◆ EXERCISE DESCRIPTION: Print out the data exactly, keeping every image out of it.

◆ INPUT FOR THIS TASK:
##########

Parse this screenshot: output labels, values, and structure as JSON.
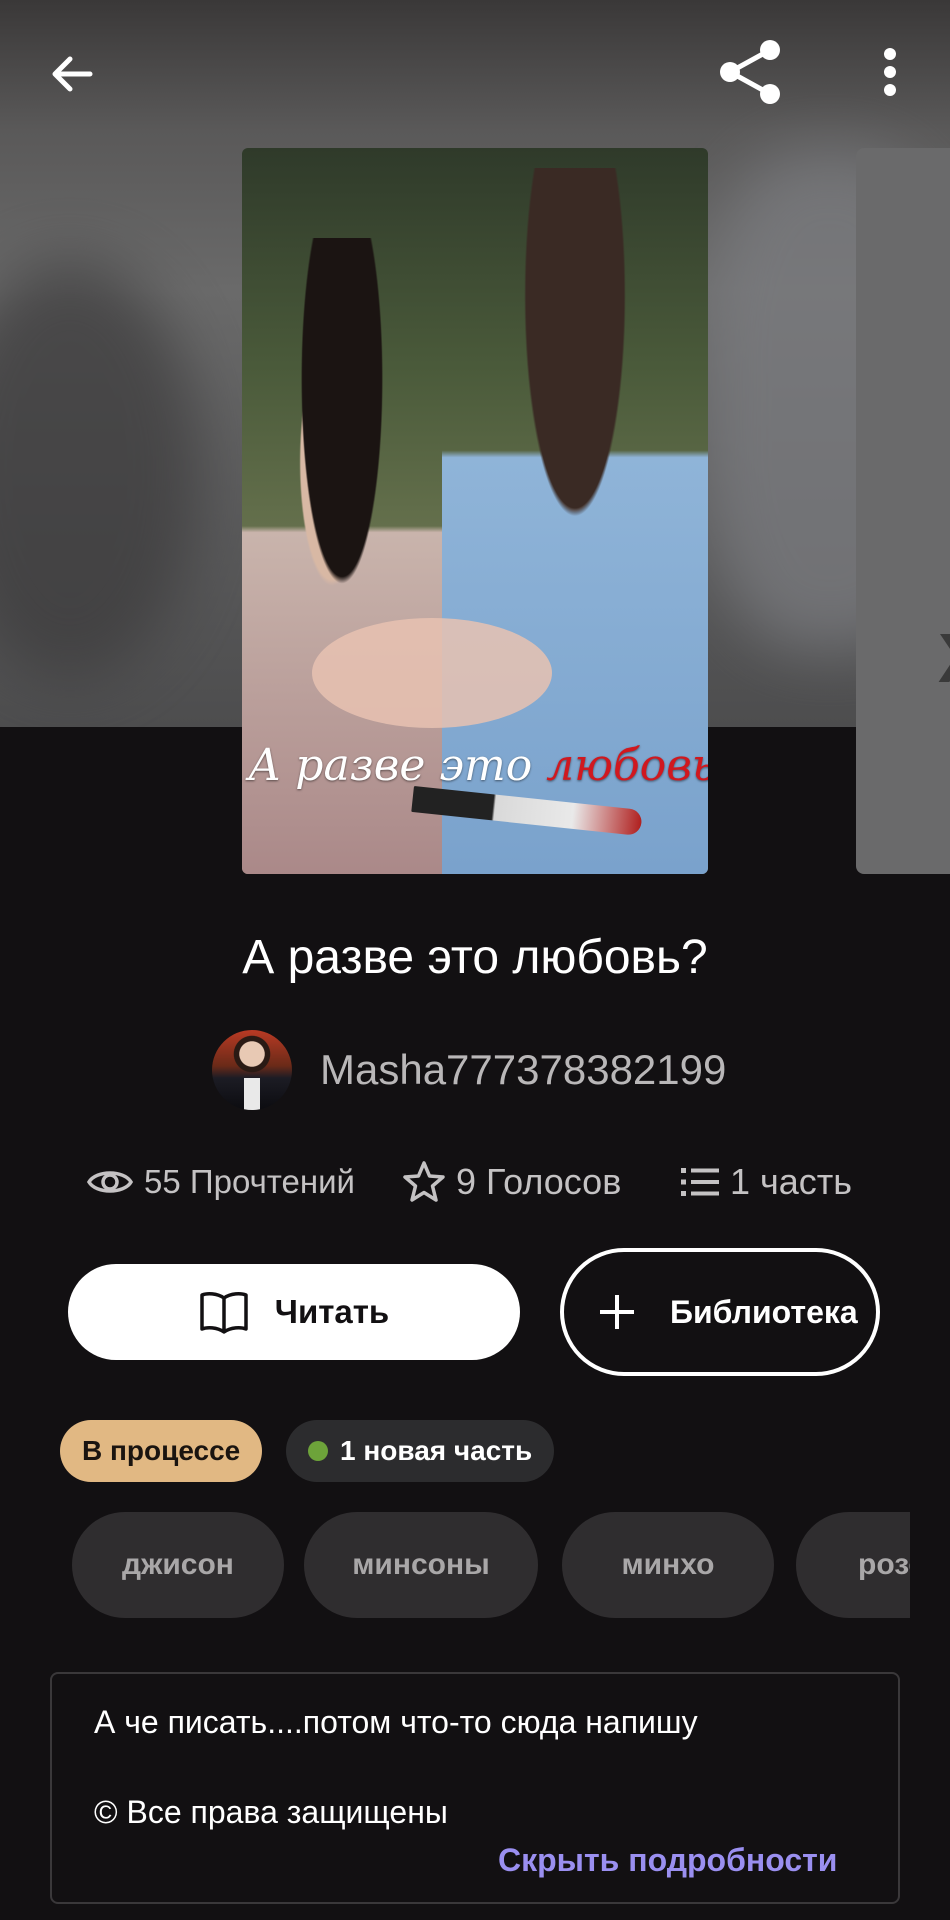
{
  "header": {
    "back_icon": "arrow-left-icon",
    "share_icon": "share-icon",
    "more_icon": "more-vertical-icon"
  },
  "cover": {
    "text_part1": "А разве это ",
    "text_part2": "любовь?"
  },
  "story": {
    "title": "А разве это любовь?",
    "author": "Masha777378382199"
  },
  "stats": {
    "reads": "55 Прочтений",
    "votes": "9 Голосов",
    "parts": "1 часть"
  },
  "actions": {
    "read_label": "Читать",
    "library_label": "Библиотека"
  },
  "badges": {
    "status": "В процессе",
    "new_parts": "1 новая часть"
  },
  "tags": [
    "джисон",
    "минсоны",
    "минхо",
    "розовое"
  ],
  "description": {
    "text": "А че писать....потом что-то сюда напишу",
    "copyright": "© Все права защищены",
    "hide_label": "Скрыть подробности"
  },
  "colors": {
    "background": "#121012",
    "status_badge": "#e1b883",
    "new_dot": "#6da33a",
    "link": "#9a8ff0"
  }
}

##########

◆ SOLVED PROBLEM:
Parse this screenshot: output labels, values, and structure as JSON.
{
  "header": {
    "back_icon": "arrow-left-icon",
    "share_icon": "share-icon",
    "more_icon": "more-vertical-icon"
  },
  "cover": {
    "text_part1": "А разве это ",
    "text_part2": "любовь?"
  },
  "story": {
    "title": "А разве это любовь?",
    "author": "Masha777378382199"
  },
  "stats": {
    "reads": "55 Прочтений",
    "votes": "9 Голосов",
    "parts": "1 часть"
  },
  "actions": {
    "read_label": "Читать",
    "library_label": "Библиотека"
  },
  "badges": {
    "status": "В процессе",
    "new_parts": "1 новая часть"
  },
  "tags": [
    "джисон",
    "минсоны",
    "минхо",
    "розовое"
  ],
  "description": {
    "text": "А че писать....потом что-то сюда напишу",
    "copyright": "© Все права защищены",
    "hide_label": "Скрыть подробности"
  },
  "colors": {
    "background": "#121012",
    "status_badge": "#e1b883",
    "new_dot": "#6da33a",
    "link": "#9a8ff0"
  }
}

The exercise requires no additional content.